The Palmerston North bagpipe player serenading the Scottish Highlands
One of Australasia’s most successful bagpipe players, plays a triumphant tune that drifts from the flat plains of Palmerston North to the Scottish Highlands.
Words: Cheree Morrison
There are two people unfazed by Stuart Easton’s reputation as one of the world’s best bagpipe players. Kate (5) and Rory (2) aren’t interested in their dad’s awards and medals. As long as he keeps playing them the Wiggles and their favourite nursery rhymes, they’re happy.
Should Stuart be the type to flash his trophy cabinet, then he would no doubt have enough silverware to set a royal banquet, but that’s not his style. He’s too busy balancing work as a Villa Maria territory manager and co-owner of Easton Pipes and Dance (pipesdance.co.nz) with competing in competitions to make a lot of noise about his success. “Pipers tend to be humble people,” he says. “We try to fly under the radar.”
In the bagpipe world, Stuart is considered a late bloomer. He was 13 years old when he first picked up his pipes. Stuart grew up surrounded by tartan – his dad Murray was a competitive piper, and his older brother was a side drummer in the local pipe band. “From the moment I picked up my first pipes, everything happened at speed. Typically, you start off at grade three or four and work up, but in Levin there were no lower grades available, so I was straight into the upper grades.”
Just three years later, in 1997, Stuart was playing in the Manawatu Scottish grade one band and competing at his first world championships in Glasgow. “It was a rapid progression, but that first championship inspired me to keep with it.”
He’s now been competing, and winning, at the elite levels of local and international competitions for 20 years. While Stuart can claim Scottish heritage – his great-grandmother is from the Clan Murray of Atholl – genetics and natural talent can only take a piper so far.
“The bagpipes are one of the most challenging instruments to learn, but also one of the most satisfying to play. A lot is going on – you need to inflate the bag and keep an even pressure while playing the melody on the chanter. It’s a big instrument that requires a lot of technique and coordination to learn; it’s no piano – you can’t just hit a key.
“Bagpipes require a fair amount of practice. I try to play at least an hour a day. It’s not about how long you practice but how smart and dedicated you are about it – it’s important always to strive to be better. Physically, you need a decent level of fitness and lung capacity; my pipes are fully silver mounted and weigh a tonne so it’s like going to the gym for an hour.”
There’s a strong Scottish community in New Zealand – a heritage often embraced by those without far-reaching roots in family trees. “The settlers brought their music with them, and their traditions are kept alive through the various clubs and annual Highland Games. Three of the top 12 pipe bands in the world are from New Zealand – we’re incredibly competitive on the world stage.”

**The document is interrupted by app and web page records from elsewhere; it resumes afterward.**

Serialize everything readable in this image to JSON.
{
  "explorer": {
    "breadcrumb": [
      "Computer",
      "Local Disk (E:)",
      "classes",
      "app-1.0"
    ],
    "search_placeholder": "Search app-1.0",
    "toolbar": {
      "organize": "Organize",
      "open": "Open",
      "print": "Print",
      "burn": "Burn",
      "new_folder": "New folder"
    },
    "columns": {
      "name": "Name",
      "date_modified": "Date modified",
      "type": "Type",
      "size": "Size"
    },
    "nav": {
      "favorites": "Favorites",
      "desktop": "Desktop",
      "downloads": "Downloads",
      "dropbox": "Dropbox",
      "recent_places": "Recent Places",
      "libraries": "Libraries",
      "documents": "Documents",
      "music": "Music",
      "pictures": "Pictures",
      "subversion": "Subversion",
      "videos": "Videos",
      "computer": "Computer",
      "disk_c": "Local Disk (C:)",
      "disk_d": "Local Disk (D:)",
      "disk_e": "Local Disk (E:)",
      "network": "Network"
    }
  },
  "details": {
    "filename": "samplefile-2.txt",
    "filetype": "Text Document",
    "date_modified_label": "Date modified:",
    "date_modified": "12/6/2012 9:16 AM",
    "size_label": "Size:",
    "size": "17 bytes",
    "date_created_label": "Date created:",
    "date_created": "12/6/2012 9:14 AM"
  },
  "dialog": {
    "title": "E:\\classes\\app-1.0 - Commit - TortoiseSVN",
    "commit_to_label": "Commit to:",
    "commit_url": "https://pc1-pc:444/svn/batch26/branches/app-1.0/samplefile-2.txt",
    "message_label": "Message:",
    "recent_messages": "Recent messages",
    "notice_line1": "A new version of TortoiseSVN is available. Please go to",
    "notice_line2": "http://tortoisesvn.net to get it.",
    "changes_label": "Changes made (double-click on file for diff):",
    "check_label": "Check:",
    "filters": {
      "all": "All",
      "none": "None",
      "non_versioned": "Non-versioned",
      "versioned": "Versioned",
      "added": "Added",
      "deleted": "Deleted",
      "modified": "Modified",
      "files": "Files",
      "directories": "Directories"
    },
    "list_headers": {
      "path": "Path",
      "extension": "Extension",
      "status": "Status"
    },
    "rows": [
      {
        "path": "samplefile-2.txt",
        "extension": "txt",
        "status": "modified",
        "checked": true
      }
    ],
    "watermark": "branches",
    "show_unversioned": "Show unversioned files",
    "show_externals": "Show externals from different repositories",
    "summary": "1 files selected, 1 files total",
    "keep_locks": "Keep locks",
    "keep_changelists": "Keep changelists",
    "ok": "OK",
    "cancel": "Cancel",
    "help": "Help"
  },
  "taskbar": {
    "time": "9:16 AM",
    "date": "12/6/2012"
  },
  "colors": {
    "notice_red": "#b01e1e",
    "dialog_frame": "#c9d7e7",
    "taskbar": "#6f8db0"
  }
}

Bands and solo pipers have a schedule of events that runs through the year, and competitive pipers need a successful track record to qualify for the two major solo contests at Oban and Inverness in Scotland. Stuart regularly competes as a solo piper, as well as in his role as pipe sergeant of the Manawatu Scottish Pipe Band.
In 2017, he finally achieved a big goal – winning the prestigious Northern Meeting Silver Medal competition at Inverness. It is an accolade he’s been eligible for 10 times, came close four, and finally took home in August. “The Silver Medal was the biggest competition in the world that I was eligible to win. Winning this is like gaining entrance to the ultimate league of champions, and gains me entrance to the Gold Medals at Oban and Inverness in 2018.”
It was also a win worth the wait. “Competing is a huge commitment of both time and finances; you enter for prestige, not money. I knew I had played the best tune of my life, but you can’t influence anything other than yourself. It was a nervous six-hour wait to find out the results, then an excited 5am phone call to my wife Shelley.”
Back home, the medal is in the trophy cabinet, and the Wiggles are in hot demand yet again. Stuart’s happy to oblige, though occasionally he does mix it up a bit with some bagpipe AC/DC.
Stuart and Shelley, a competitive Highland Dancer, own and operate Easton Pipes and Dance, where they share their expertise with the next generation of musicians. “There are no special skills needed, only maturity and commitment.” To experience the pipes live, visit your local highland games.
The 147th Waipu Highland Games take place 1 January; the 142nd Waimate Caledonian Games Sports Event on 20 January, and the 154th Turakina Highland Games on 27 January. pipesdance.co.nz